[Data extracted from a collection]
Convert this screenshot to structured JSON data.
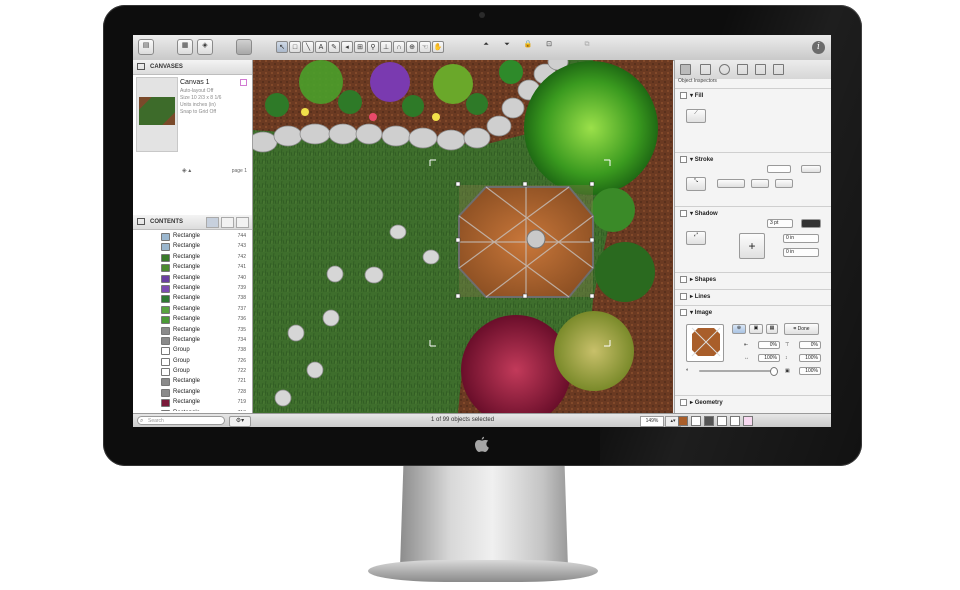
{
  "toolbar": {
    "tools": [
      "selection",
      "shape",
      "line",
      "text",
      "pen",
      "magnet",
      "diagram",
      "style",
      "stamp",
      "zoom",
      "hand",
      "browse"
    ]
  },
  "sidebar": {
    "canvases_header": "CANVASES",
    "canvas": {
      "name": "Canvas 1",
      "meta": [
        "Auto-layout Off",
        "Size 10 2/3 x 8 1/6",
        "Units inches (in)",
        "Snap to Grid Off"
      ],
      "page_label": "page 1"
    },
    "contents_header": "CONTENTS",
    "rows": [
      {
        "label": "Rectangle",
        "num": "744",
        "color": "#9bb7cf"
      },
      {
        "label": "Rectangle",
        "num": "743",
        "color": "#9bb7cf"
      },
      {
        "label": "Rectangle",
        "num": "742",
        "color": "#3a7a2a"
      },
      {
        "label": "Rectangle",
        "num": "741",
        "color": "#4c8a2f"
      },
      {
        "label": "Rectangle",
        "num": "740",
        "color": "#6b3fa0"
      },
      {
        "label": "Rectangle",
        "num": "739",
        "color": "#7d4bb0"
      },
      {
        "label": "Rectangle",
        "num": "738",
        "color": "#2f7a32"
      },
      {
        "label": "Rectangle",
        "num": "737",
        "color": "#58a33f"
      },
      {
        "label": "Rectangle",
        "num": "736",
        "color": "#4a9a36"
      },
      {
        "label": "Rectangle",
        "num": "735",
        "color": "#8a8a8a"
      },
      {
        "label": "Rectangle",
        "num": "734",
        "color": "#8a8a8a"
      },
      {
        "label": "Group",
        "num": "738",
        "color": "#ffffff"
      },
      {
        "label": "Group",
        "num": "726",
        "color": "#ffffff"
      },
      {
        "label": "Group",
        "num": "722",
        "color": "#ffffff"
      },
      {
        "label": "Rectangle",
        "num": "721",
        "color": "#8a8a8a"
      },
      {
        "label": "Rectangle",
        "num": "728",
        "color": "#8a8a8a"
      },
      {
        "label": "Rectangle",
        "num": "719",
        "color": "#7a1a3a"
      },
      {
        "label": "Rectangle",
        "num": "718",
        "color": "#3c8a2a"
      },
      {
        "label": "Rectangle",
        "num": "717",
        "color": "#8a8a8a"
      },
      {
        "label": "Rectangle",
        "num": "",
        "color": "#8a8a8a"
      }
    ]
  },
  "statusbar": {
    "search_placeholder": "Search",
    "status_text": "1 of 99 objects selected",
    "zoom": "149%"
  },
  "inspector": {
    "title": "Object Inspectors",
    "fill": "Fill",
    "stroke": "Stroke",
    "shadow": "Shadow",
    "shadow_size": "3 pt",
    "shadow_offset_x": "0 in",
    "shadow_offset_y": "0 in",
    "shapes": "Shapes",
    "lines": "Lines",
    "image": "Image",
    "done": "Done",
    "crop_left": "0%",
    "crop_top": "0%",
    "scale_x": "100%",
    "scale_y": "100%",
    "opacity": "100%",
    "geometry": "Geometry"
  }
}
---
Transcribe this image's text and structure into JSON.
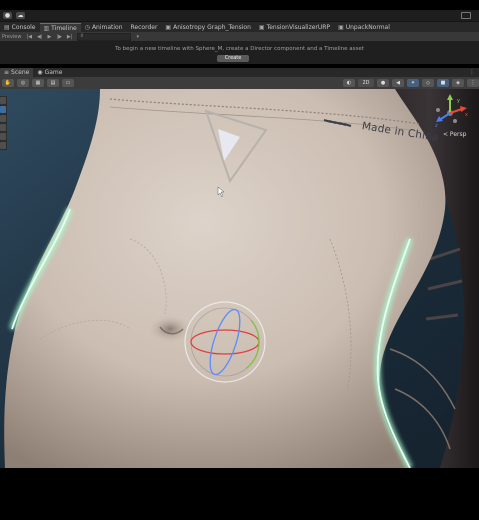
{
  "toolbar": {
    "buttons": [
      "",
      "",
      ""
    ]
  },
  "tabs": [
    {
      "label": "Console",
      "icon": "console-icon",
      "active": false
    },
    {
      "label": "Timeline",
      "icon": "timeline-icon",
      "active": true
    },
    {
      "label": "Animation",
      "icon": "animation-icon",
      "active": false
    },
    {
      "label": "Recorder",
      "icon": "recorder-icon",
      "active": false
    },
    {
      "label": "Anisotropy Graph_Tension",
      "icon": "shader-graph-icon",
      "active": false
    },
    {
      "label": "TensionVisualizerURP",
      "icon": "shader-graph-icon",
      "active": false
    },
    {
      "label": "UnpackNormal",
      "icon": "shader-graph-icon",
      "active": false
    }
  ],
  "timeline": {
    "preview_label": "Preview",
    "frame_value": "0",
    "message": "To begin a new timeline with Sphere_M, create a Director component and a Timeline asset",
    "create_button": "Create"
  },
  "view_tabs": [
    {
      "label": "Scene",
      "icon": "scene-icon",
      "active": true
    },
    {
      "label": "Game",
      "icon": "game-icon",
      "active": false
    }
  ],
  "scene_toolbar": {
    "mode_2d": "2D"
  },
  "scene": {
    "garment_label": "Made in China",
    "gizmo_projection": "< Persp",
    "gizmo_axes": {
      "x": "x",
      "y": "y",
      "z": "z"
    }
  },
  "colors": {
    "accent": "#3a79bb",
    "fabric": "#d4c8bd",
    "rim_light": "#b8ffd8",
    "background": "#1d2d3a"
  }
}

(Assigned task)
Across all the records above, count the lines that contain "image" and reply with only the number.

(Result)
2